The data:

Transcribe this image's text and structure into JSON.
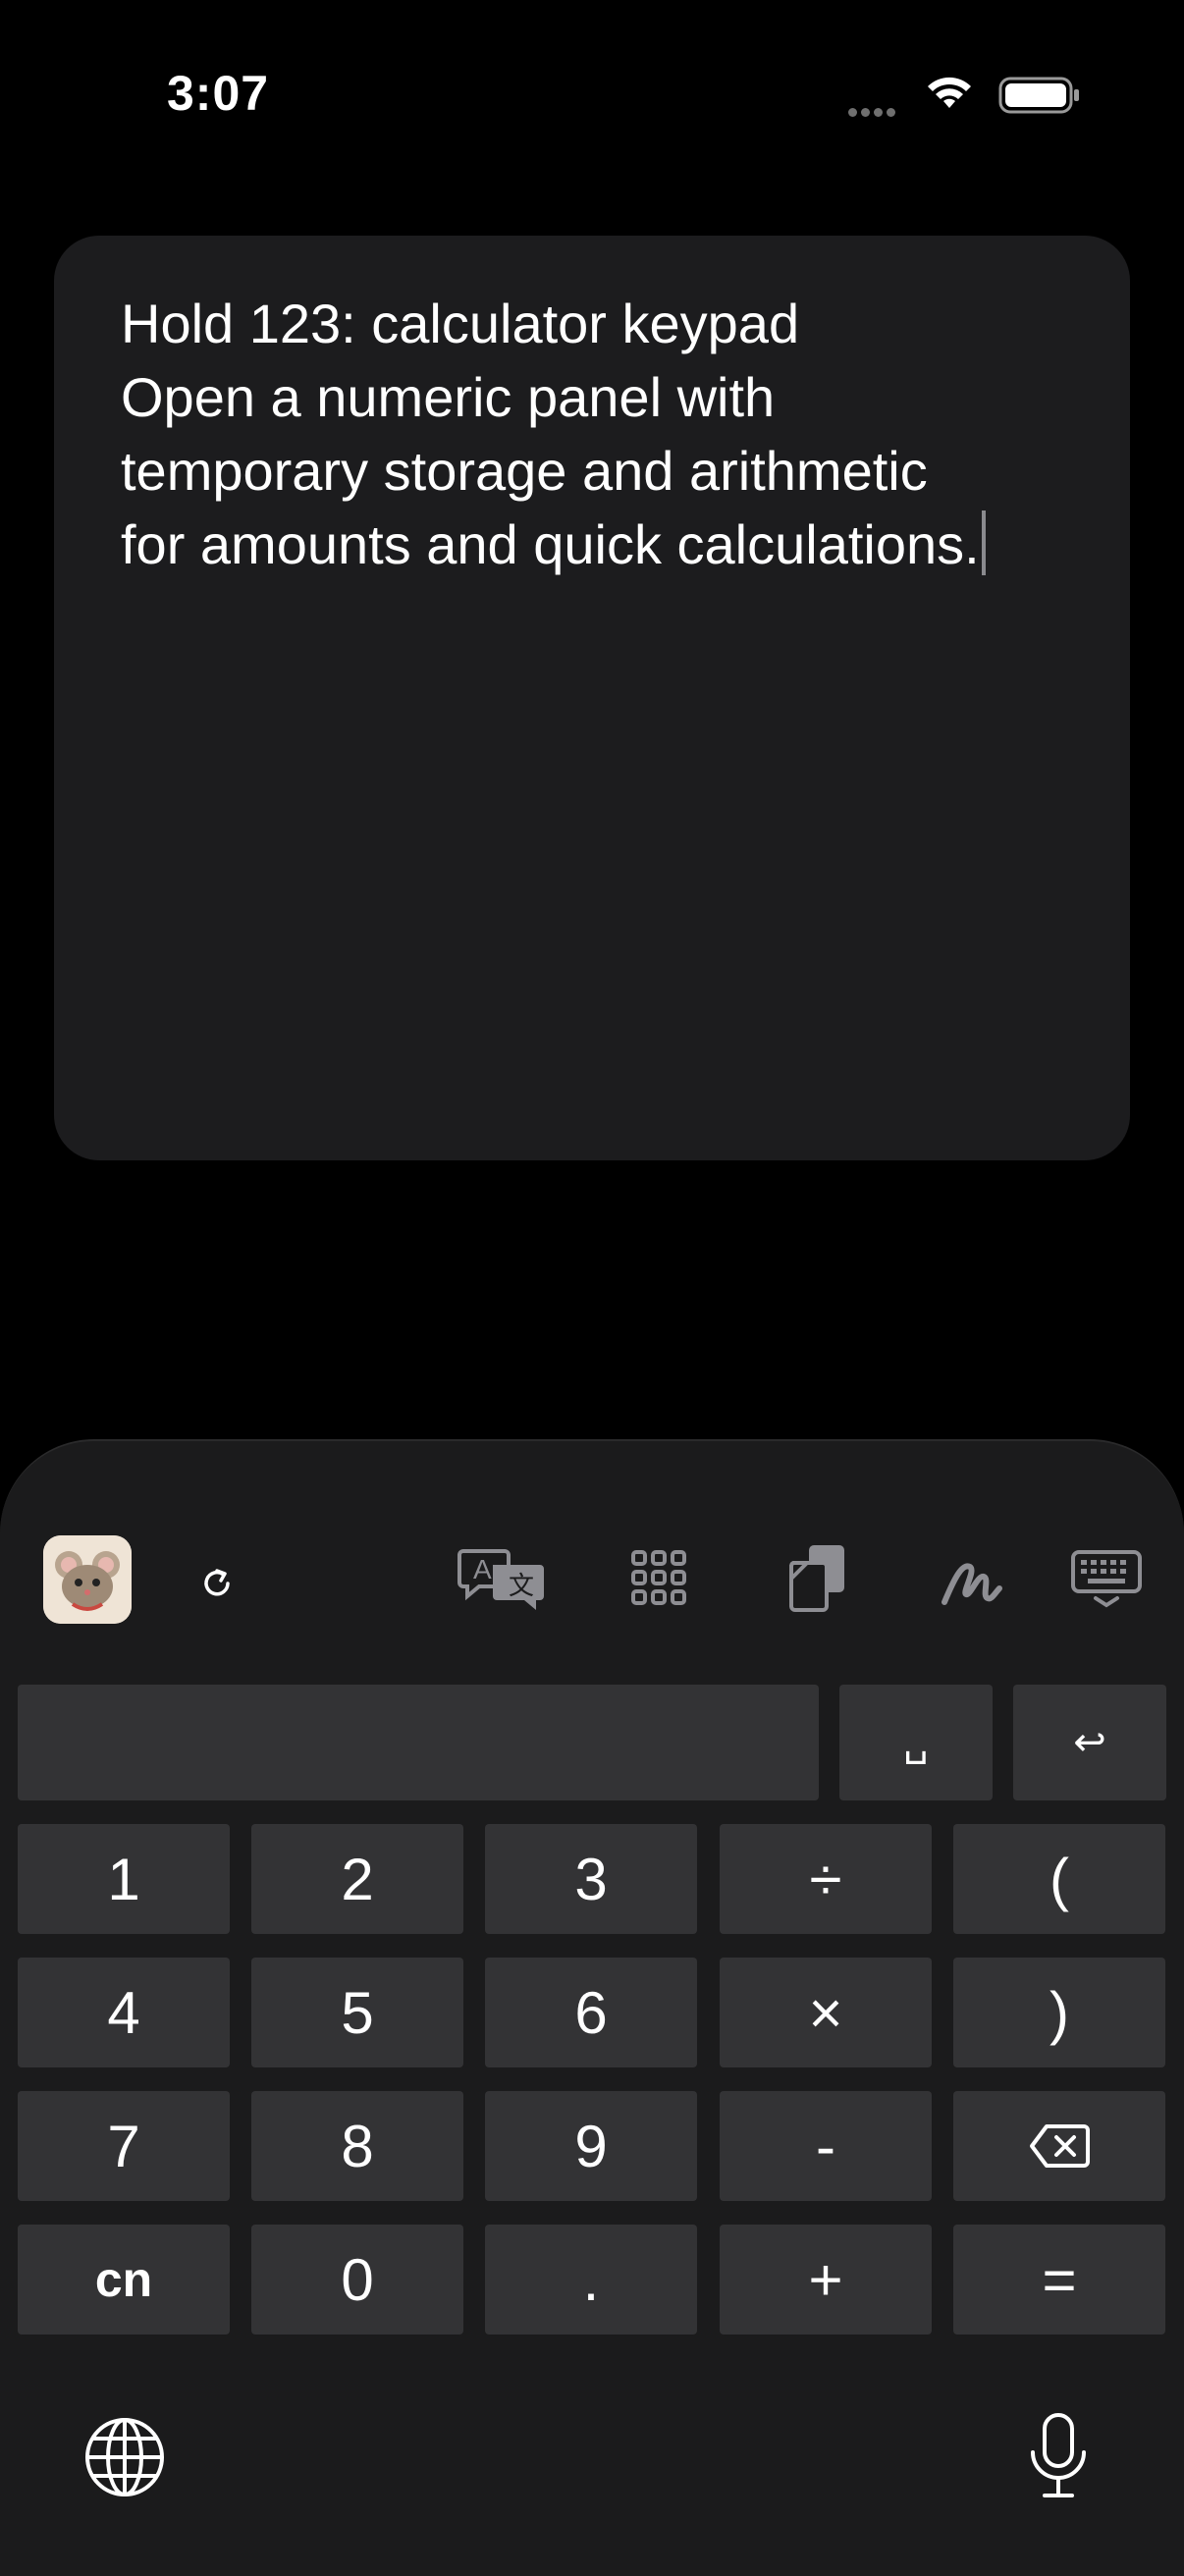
{
  "status_bar": {
    "time": "3:07"
  },
  "editor": {
    "lines": [
      "Hold 123: calculator keypad",
      "Open a numeric panel with",
      "temporary storage and arithmetic",
      "for amounts and quick calculations."
    ]
  },
  "keyboard": {
    "toolbar_icons": [
      "app-avatar-icon",
      "refresh-icon",
      "translate-icon",
      "grid-icon",
      "clipboard-icon",
      "handwriting-icon",
      "keyboard-hide-icon"
    ],
    "composer": {
      "space_label": "␣",
      "return_label": "↩"
    },
    "keys": {
      "row1": [
        "1",
        "2",
        "3",
        "÷",
        "("
      ],
      "row2": [
        "4",
        "5",
        "6",
        "×",
        ")"
      ],
      "row3": [
        "7",
        "8",
        "9",
        "-",
        "backspace"
      ],
      "row4": [
        "cn",
        "0",
        ".",
        "+",
        "="
      ]
    },
    "bottom_icons": [
      "globe-icon",
      "microphone-icon"
    ]
  },
  "colors": {
    "background": "#000000",
    "card": "#1c1c1e",
    "keyboard_bg": "#1b1b1c",
    "key_bg": "#333335",
    "text": "#ffffff"
  }
}
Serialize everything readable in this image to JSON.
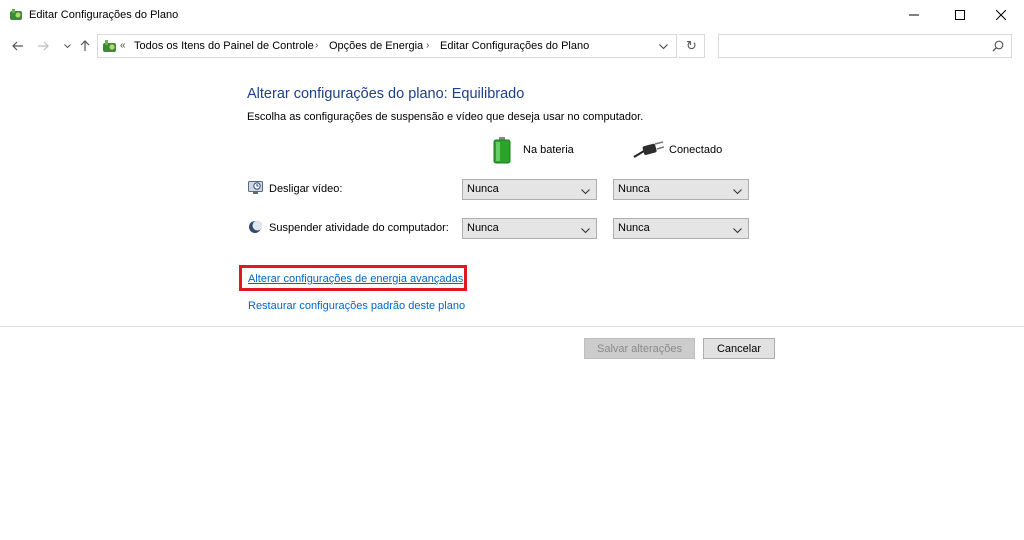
{
  "window": {
    "title": "Editar Configurações do Plano"
  },
  "address_bar": {
    "overflow": "«",
    "crumbs": [
      "Todos os Itens do Painel de Controle",
      "Opções de Energia",
      "Editar Configurações do Plano"
    ],
    "separator": "›"
  },
  "search": {
    "placeholder": ""
  },
  "main": {
    "heading": "Alterar configurações do plano: Equilibrado",
    "description": "Escolha as configurações de suspensão e vídeo que deseja usar no computador.",
    "columns": {
      "battery": "Na bateria",
      "plugged": "Conectado"
    },
    "settings": [
      {
        "label": "Desligar vídeo:",
        "battery_value": "Nunca",
        "plugged_value": "Nunca",
        "icon": "display-icon"
      },
      {
        "label": "Suspender atividade do computador:",
        "battery_value": "Nunca",
        "plugged_value": "Nunca",
        "icon": "sleep-moon-icon"
      }
    ],
    "advanced_link": "Alterar configurações de energia avançadas",
    "restore_link": "Restaurar configurações padrão deste plano"
  },
  "footer": {
    "save_label": "Salvar alterações",
    "cancel_label": "Cancelar"
  },
  "colors": {
    "heading": "#1e3f8a",
    "link": "#0066cc",
    "highlight": "#e0191f"
  }
}
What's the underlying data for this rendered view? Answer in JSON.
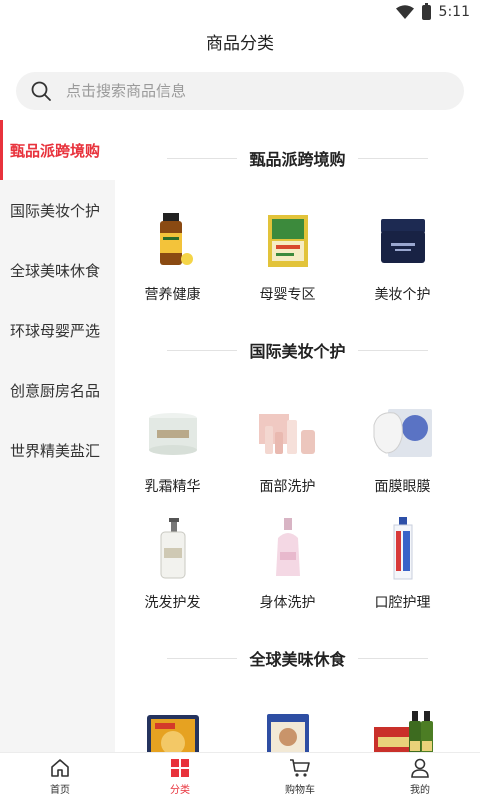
{
  "status": {
    "time": "5:11",
    "icons": [
      "wifi-icon",
      "battery-icon"
    ]
  },
  "header": {
    "title": "商品分类"
  },
  "search": {
    "placeholder": "点击搜索商品信息",
    "icon": "search-icon"
  },
  "colors": {
    "accent": "#e8323c",
    "sidebar_bg": "#f5f5f5"
  },
  "sidebar": {
    "items": [
      {
        "label": "甄品派跨境购",
        "active": true
      },
      {
        "label": "国际美妆个护",
        "active": false
      },
      {
        "label": "全球美味休食",
        "active": false
      },
      {
        "label": "环球母婴严选",
        "active": false
      },
      {
        "label": "创意厨房名品",
        "active": false
      },
      {
        "label": "世界精美盐汇",
        "active": false
      }
    ]
  },
  "sections": [
    {
      "title": "甄品派跨境购",
      "items": [
        {
          "label": "营养健康",
          "image": "supplement-bottle"
        },
        {
          "label": "母婴专区",
          "image": "baby-product-box"
        },
        {
          "label": "美妆个护",
          "image": "cream-jar-navy"
        }
      ]
    },
    {
      "title": "国际美妆个护",
      "items": [
        {
          "label": "乳霜精华",
          "image": "la-mer-cream"
        },
        {
          "label": "面部洗护",
          "image": "face-care-set"
        },
        {
          "label": "面膜眼膜",
          "image": "sheet-mask"
        },
        {
          "label": "洗发护发",
          "image": "pump-bottle"
        },
        {
          "label": "身体洗护",
          "image": "body-lotion-bottle"
        },
        {
          "label": "口腔护理",
          "image": "toothpaste-tube"
        }
      ]
    },
    {
      "title": "全球美味休食",
      "items": [
        {
          "label": "",
          "image": "cookie-tin"
        },
        {
          "label": "",
          "image": "snack-bag"
        },
        {
          "label": "",
          "image": "olive-oil-giftbox"
        }
      ]
    }
  ],
  "tabbar": {
    "items": [
      {
        "label": "首页",
        "icon": "home-icon",
        "active": false
      },
      {
        "label": "分类",
        "icon": "category-icon",
        "active": true
      },
      {
        "label": "购物车",
        "icon": "cart-icon",
        "active": false
      },
      {
        "label": "我的",
        "icon": "user-icon",
        "active": false
      }
    ]
  }
}
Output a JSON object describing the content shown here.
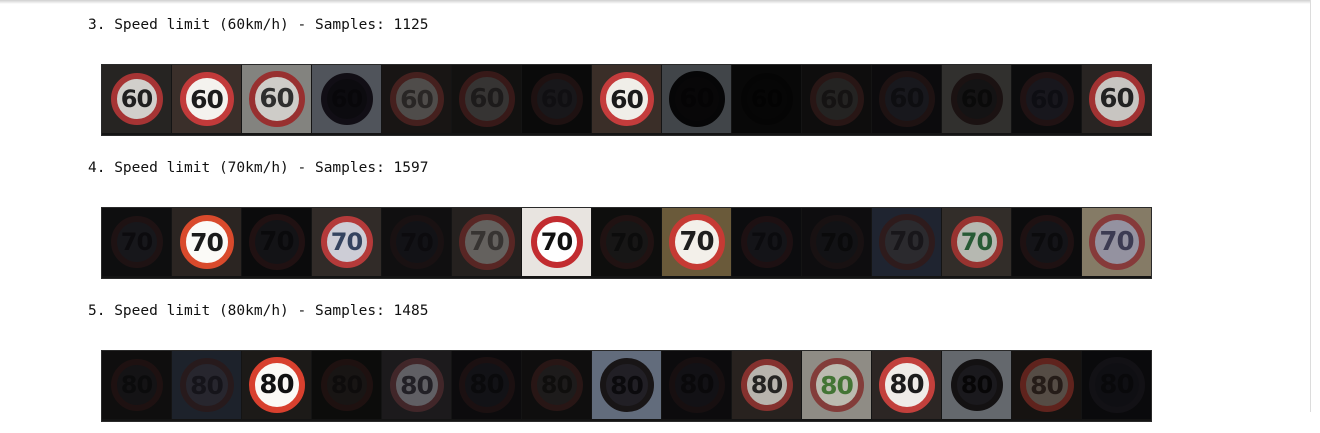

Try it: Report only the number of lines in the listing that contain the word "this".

Reply: 3